PHOTO: Some of the hundreds of dead after the Assad regime’s August 2013 chemical weapons attacks near Damascus

A new US intelligence analysis projects that the Assad regime, increasingly worried about its military position, could expand its use of chemical weapons to defend its core territory.

The Wall Street Journal cites “officials briefed on the matter” for its report. One “senior US official” said the report is “being taken very seriously because [Assad] is getting desperate” and because some in the US intelligence community doubt the regime gave up all of its deadliest chemical weapons, during a handover required by the UN Security Council after the August 2013 chemical attacks near Damascus that killed up to 2,000 people.

Despite the handover and destruction of the stocks, the Syrian military has continued to use chlorine gas in attacks, dropping canisters from barrel bombs. The assaults spiked this spring in Idlib Province in northwest Syria, as the regime tried unsuccessfully to halt the rebel takeover of almost all of the province and then retaliated after its defeat.

The US officials cited the continuing use of chlorine. However, they also said the regime “may have squirreled away at least a small reserve of the chemical precursors needed to make nerve agents sarin or VX”, far deadlier than chlorine gas.

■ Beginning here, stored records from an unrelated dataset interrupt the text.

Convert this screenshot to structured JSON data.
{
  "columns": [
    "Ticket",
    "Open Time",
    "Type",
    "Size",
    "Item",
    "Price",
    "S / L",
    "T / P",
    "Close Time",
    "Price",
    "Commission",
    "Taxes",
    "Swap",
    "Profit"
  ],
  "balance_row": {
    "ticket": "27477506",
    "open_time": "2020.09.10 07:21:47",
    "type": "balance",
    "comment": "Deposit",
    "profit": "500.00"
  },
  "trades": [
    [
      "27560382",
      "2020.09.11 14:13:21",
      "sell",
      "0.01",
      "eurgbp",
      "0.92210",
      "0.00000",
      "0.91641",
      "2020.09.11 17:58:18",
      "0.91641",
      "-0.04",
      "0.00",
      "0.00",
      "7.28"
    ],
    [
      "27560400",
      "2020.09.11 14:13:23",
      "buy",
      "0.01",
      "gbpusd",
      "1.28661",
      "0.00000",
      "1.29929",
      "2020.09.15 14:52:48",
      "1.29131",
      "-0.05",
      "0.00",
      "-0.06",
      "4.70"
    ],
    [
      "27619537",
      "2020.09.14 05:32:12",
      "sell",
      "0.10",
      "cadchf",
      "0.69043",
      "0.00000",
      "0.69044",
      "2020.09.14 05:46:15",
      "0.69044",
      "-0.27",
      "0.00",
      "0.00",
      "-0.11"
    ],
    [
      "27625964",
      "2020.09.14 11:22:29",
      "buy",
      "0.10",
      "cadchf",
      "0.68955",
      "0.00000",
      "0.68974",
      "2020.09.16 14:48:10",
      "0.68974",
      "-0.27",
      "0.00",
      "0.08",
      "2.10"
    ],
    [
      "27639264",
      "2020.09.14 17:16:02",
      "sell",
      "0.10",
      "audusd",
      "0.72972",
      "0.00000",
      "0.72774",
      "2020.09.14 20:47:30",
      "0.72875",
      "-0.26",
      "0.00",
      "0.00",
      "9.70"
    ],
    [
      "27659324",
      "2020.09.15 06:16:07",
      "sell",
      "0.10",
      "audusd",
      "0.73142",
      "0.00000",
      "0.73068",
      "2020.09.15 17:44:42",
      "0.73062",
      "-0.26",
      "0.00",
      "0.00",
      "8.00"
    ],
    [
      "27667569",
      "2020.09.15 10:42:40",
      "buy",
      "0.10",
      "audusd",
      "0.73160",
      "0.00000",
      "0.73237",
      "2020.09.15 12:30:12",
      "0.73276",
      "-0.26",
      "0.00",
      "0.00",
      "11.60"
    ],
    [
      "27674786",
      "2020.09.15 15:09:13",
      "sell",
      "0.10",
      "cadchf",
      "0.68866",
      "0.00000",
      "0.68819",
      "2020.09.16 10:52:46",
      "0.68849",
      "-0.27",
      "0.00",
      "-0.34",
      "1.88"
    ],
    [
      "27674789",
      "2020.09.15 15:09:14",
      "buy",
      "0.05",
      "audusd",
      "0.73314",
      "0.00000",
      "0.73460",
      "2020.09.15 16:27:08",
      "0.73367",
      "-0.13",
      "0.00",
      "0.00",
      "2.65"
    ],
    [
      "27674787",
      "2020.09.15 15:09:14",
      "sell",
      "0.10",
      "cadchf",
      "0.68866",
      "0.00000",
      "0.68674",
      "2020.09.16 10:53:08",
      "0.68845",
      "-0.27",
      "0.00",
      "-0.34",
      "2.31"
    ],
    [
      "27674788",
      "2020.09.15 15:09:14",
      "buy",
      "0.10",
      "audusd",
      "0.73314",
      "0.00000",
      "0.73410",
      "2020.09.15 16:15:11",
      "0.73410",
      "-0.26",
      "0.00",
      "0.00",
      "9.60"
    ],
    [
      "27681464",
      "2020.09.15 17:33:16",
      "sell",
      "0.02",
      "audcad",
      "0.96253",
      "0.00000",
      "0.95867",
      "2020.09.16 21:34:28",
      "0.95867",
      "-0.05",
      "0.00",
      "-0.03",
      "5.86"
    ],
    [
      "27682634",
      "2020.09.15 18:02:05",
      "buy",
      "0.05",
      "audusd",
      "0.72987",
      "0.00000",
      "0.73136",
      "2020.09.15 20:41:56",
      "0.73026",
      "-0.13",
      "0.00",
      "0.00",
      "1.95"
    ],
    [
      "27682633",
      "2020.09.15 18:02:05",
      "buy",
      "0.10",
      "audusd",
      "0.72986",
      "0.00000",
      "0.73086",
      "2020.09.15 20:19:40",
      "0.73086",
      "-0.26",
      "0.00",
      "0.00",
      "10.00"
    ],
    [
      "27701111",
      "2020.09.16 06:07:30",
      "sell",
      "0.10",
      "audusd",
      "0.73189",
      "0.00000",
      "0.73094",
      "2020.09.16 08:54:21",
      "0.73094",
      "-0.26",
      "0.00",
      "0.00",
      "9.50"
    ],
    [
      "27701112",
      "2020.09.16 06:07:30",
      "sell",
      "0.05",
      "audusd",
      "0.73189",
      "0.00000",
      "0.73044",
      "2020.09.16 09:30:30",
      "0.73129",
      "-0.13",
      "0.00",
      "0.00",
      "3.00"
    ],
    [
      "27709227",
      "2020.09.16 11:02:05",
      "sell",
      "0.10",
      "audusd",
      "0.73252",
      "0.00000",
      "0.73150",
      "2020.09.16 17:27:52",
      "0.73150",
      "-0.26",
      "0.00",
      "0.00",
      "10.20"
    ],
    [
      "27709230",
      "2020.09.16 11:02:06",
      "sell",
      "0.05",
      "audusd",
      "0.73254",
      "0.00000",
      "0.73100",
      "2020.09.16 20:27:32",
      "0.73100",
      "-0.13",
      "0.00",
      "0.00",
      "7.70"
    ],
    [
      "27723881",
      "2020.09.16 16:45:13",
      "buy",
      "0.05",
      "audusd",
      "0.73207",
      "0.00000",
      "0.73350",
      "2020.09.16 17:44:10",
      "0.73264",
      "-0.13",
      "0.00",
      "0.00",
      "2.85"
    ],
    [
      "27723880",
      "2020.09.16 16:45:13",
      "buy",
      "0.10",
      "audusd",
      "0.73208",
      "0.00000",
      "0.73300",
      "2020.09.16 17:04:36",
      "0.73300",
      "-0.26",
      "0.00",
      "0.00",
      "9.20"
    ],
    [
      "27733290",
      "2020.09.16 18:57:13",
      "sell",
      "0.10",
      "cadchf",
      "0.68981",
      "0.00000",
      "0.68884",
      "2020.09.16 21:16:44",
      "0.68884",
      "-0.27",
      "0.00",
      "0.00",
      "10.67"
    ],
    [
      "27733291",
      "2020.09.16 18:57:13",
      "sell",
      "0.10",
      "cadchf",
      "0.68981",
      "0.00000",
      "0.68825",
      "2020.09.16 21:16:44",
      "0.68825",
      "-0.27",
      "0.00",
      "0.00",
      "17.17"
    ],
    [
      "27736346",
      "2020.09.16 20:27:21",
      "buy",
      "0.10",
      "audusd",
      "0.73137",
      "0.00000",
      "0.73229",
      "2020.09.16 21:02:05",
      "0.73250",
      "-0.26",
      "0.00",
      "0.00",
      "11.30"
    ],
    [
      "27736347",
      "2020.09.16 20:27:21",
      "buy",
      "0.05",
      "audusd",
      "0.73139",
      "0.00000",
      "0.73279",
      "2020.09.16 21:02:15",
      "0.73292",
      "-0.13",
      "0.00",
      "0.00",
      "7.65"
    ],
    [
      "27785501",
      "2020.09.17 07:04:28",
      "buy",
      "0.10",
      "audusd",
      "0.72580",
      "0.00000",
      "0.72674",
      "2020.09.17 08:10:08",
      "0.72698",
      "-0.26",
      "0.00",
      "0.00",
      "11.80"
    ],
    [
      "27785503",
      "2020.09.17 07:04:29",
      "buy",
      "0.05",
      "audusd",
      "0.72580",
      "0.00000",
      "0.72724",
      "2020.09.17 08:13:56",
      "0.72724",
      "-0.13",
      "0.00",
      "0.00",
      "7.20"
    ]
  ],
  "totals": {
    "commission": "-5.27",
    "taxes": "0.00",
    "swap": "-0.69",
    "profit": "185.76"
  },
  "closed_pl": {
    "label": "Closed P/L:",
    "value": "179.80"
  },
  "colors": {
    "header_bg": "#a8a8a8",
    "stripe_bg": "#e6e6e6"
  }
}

In addition to taking almost all of Idlib Province this spring, rebels have made significant advances in the south of Syria, along the Jordanian border, taking towns and military bases — last week, they began an offensive to claim all of Daraa city. They have also launched attacks in Aleppo, hoping to reunify Syria’s largest city which has been divided since July 2012.

The Journal does not indicate if it saw a copy of the intelligence analysis. It writes, “Syrian officials in Damascus and New York didn’t respond to repeated requests for comment.”